* **What needs to be done**: Copy all lines of the listing that include the string "Privacy".

* **Dataset entries**:
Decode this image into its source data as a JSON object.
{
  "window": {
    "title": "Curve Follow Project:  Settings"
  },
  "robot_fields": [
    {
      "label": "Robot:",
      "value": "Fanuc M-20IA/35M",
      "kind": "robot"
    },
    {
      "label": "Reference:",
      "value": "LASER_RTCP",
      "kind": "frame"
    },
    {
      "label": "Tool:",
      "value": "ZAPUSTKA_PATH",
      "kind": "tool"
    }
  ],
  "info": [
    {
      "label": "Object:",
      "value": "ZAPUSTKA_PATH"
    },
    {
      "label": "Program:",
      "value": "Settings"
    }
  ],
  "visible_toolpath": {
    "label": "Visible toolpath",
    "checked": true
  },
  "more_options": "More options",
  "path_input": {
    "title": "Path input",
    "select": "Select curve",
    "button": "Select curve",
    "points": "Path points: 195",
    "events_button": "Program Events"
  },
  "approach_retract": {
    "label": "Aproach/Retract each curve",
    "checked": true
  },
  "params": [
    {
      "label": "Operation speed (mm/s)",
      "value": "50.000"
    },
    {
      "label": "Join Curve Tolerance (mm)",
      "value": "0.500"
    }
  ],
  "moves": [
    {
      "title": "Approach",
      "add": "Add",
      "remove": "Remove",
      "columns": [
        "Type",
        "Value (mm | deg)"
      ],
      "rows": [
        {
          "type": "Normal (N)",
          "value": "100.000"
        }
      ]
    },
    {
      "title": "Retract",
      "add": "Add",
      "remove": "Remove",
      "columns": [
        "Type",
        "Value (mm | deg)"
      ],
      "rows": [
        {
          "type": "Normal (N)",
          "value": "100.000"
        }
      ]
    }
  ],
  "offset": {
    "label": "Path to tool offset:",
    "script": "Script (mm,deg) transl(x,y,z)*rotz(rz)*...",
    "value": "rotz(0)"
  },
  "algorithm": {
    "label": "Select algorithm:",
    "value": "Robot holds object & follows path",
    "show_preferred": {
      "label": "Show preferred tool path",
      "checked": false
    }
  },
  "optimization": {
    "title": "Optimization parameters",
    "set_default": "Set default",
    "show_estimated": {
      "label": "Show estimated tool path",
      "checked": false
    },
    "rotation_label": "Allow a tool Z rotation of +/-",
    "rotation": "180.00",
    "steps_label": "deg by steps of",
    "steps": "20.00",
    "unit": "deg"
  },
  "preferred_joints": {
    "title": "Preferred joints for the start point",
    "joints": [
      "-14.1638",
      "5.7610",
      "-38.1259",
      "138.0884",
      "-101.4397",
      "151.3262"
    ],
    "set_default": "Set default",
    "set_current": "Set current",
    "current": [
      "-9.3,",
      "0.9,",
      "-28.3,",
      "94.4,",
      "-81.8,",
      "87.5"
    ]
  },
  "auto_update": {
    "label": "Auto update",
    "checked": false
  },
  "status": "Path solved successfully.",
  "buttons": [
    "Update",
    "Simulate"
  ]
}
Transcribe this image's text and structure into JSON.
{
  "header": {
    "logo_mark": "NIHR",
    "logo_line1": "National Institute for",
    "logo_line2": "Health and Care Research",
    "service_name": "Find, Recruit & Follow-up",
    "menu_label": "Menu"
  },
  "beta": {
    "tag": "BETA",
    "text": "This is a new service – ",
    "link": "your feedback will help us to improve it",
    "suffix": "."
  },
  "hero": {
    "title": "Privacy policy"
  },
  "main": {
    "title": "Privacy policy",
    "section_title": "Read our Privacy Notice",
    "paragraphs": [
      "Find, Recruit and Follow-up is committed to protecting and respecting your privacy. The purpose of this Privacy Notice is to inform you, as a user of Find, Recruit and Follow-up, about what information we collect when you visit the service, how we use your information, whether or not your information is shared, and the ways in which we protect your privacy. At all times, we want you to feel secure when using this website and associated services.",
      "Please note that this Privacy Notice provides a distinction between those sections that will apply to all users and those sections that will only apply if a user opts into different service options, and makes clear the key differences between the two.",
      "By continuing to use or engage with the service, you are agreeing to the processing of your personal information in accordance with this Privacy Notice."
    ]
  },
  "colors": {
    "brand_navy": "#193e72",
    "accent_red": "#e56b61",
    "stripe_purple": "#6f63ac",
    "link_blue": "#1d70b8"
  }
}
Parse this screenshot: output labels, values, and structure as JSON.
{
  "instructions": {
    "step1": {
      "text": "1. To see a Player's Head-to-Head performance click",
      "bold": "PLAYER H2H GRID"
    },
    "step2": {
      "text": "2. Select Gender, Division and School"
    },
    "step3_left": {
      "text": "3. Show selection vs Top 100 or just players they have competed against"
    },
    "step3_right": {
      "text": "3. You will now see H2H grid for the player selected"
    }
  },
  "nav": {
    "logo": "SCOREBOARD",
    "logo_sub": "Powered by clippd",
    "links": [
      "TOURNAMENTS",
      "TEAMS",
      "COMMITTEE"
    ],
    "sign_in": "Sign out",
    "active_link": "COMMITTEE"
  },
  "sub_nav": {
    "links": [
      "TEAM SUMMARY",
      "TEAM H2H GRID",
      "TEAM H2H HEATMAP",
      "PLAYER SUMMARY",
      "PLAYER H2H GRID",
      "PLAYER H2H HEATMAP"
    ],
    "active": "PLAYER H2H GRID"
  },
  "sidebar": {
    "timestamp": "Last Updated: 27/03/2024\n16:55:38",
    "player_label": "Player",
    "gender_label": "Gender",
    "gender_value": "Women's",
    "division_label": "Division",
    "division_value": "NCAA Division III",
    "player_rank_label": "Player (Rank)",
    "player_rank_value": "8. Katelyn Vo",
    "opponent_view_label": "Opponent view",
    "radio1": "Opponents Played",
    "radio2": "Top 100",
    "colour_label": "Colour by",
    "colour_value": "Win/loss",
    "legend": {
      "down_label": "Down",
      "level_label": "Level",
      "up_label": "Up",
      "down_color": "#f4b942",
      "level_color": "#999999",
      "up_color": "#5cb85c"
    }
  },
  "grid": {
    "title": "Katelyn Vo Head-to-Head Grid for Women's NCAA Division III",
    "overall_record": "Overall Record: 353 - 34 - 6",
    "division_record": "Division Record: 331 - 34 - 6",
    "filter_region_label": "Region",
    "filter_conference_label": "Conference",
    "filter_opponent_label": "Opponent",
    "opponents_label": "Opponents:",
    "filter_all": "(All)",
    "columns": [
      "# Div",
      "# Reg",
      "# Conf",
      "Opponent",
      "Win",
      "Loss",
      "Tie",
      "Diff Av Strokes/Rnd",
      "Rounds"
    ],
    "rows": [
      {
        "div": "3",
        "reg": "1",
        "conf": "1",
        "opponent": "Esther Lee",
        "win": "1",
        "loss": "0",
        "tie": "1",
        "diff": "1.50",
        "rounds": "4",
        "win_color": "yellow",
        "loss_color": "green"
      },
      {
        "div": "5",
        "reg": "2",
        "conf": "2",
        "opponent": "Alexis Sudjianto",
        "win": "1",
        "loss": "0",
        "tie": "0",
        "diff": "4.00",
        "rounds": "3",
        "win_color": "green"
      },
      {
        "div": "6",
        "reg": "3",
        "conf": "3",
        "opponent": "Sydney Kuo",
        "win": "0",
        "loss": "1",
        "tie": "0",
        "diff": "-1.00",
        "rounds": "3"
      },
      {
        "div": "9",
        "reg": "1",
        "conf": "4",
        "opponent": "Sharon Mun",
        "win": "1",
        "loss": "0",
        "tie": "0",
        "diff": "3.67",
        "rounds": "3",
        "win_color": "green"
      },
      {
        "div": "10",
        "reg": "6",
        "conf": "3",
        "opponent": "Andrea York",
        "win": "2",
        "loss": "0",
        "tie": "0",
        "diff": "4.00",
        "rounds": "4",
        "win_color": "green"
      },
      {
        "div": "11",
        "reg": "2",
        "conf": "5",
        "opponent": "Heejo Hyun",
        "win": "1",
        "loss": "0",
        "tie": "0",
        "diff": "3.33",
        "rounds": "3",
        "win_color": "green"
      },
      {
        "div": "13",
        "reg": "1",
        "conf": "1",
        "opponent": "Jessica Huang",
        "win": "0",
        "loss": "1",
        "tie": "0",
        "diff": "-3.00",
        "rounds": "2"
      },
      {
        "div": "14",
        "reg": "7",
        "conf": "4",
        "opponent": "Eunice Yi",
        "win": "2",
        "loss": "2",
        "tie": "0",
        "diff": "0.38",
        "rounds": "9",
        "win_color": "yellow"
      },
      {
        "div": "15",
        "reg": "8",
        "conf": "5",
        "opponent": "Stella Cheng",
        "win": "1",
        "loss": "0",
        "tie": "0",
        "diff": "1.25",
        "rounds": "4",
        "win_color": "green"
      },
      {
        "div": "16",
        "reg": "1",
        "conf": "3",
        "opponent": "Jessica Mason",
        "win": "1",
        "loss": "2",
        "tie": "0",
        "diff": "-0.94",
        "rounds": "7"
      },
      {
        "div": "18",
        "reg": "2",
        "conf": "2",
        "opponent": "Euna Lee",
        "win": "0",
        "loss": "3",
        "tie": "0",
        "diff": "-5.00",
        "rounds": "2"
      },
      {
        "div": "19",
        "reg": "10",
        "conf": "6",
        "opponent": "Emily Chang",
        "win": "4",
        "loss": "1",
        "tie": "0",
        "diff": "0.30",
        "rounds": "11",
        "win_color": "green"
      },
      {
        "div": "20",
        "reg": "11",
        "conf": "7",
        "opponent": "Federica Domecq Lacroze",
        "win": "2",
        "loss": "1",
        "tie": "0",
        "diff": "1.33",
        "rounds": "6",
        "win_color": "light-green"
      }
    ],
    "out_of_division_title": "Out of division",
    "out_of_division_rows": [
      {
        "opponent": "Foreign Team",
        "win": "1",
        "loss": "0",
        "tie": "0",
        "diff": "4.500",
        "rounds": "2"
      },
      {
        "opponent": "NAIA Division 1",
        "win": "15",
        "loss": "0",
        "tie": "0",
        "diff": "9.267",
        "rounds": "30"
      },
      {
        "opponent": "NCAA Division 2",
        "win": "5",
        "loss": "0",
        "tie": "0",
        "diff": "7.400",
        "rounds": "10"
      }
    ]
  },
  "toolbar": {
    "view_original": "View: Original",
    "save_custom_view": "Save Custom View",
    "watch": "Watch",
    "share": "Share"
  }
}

* **Reply**:
    "title": "Privacy policy"
    "title": "Privacy policy",
    "section_title": "Read our Privacy Notice",
      "Find, Recruit and Follow-up is committed to protecting and respecting your privacy. The purpose of this Privacy Notice is to inform you, as a user of Find, Recruit and Follow-up, about what information we collect when you visit the service, how we use your information, whether or not your information is shared, and the ways in which we protect your privacy. At all times, we want you to feel secure when using this website and associated services.",
      "Please note that this Privacy Notice provides a distinction between those sections that will apply to all users and those sections that will only apply if a user opts into different service options, and makes clear the key differences between the two.",
      "By continuing to use or engage with the service, you are agreeing to the processing of your personal information in accordance with this Privacy Notice."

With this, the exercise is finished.